• WHAT THE TASK REQUIRES: Return the data below in full. Keep each character unchanged.

**** GIVEN RECORDS ****

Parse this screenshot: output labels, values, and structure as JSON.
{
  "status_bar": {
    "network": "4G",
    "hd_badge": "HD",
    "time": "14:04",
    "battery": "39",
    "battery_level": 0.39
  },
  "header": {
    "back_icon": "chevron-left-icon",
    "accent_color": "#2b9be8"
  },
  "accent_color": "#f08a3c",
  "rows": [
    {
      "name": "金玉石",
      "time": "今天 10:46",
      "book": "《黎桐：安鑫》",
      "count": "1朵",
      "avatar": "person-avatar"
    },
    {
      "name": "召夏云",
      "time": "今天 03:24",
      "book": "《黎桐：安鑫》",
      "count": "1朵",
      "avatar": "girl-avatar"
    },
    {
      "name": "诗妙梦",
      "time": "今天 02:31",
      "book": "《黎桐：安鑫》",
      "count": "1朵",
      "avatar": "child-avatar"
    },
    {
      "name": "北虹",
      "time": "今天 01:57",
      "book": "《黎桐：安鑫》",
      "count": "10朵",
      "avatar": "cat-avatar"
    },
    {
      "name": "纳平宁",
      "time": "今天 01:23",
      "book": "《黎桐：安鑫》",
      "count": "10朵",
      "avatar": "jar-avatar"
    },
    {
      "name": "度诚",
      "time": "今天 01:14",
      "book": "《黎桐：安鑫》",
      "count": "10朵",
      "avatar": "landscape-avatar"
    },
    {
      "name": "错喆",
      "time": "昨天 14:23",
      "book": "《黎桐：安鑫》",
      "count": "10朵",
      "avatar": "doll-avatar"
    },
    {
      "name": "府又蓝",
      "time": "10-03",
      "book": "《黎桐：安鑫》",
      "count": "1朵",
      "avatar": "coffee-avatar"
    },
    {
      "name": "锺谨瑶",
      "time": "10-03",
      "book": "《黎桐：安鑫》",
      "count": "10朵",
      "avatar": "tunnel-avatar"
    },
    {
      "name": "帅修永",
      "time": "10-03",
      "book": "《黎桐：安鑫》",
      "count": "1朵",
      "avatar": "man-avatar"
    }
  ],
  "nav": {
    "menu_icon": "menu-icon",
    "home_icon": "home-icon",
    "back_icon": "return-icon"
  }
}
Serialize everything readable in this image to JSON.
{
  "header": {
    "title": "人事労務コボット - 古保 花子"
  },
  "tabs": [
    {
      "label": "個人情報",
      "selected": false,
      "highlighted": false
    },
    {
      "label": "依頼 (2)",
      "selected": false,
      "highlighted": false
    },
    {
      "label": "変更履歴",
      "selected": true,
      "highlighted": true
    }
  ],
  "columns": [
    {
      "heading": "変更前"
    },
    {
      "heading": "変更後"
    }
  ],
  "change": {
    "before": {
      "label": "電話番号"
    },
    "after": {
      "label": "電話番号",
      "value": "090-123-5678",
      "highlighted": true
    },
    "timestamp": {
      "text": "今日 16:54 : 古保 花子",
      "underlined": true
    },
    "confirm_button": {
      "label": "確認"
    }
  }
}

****

• EXERCISE ANSWER:
Parse this screenshot: output labels, values, and structure as JSON.
{
  "status_bar": {
    "network": "4G",
    "hd_badge": "HD",
    "time": "14:04",
    "battery": "39",
    "battery_level": 0.39
  },
  "header": {
    "back_icon": "chevron-left-icon",
    "accent_color": "#2b9be8"
  },
  "accent_color": "#f08a3c",
  "rows": [
    {
      "name": "金玉石",
      "time": "今天 10:46",
      "book": "《黎桐：安鑫》",
      "count": "1朵",
      "avatar": "person-avatar"
    },
    {
      "name": "召夏云",
      "time": "今天 03:24",
      "book": "《黎桐：安鑫》",
      "count": "1朵",
      "avatar": "girl-avatar"
    },
    {
      "name": "诗妙梦",
      "time": "今天 02:31",
      "book": "《黎桐：安鑫》",
      "count": "1朵",
      "avatar": "child-avatar"
    },
    {
      "name": "北虹",
      "time": "今天 01:57",
      "book": "《黎桐：安鑫》",
      "count": "10朵",
      "avatar": "cat-avatar"
    },
    {
      "name": "纳平宁",
      "time": "今天 01:23",
      "book": "《黎桐：安鑫》",
      "count": "10朵",
      "avatar": "jar-avatar"
    },
    {
      "name": "度诚",
      "time": "今天 01:14",
      "book": "《黎桐：安鑫》",
      "count": "10朵",
      "avatar": "landscape-avatar"
    },
    {
      "name": "错喆",
      "time": "昨天 14:23",
      "book": "《黎桐：安鑫》",
      "count": "10朵",
      "avatar": "doll-avatar"
    },
    {
      "name": "府又蓝",
      "time": "10-03",
      "book": "《黎桐：安鑫》",
      "count": "1朵",
      "avatar": "coffee-avatar"
    },
    {
      "name": "锺谨瑶",
      "time": "10-03",
      "book": "《黎桐：安鑫》",
      "count": "10朵",
      "avatar": "tunnel-avatar"
    },
    {
      "name": "帅修永",
      "time": "10-03",
      "book": "《黎桐：安鑫》",
      "count": "1朵",
      "avatar": "man-avatar"
    }
  ],
  "nav": {
    "menu_icon": "menu-icon",
    "home_icon": "home-icon",
    "back_icon": "return-icon"
  }
}
Serialize everything readable in this image to JSON.
{
  "header": {
    "title": "人事労務コボット - 古保 花子"
  },
  "tabs": [
    {
      "label": "個人情報",
      "selected": false,
      "highlighted": false
    },
    {
      "label": "依頼 (2)",
      "selected": false,
      "highlighted": false
    },
    {
      "label": "変更履歴",
      "selected": true,
      "highlighted": true
    }
  ],
  "columns": [
    {
      "heading": "変更前"
    },
    {
      "heading": "変更後"
    }
  ],
  "change": {
    "before": {
      "label": "電話番号"
    },
    "after": {
      "label": "電話番号",
      "value": "090-123-5678",
      "highlighted": true
    },
    "timestamp": {
      "text": "今日 16:54 : 古保 花子",
      "underlined": true
    },
    "confirm_button": {
      "label": "確認"
    }
  }
}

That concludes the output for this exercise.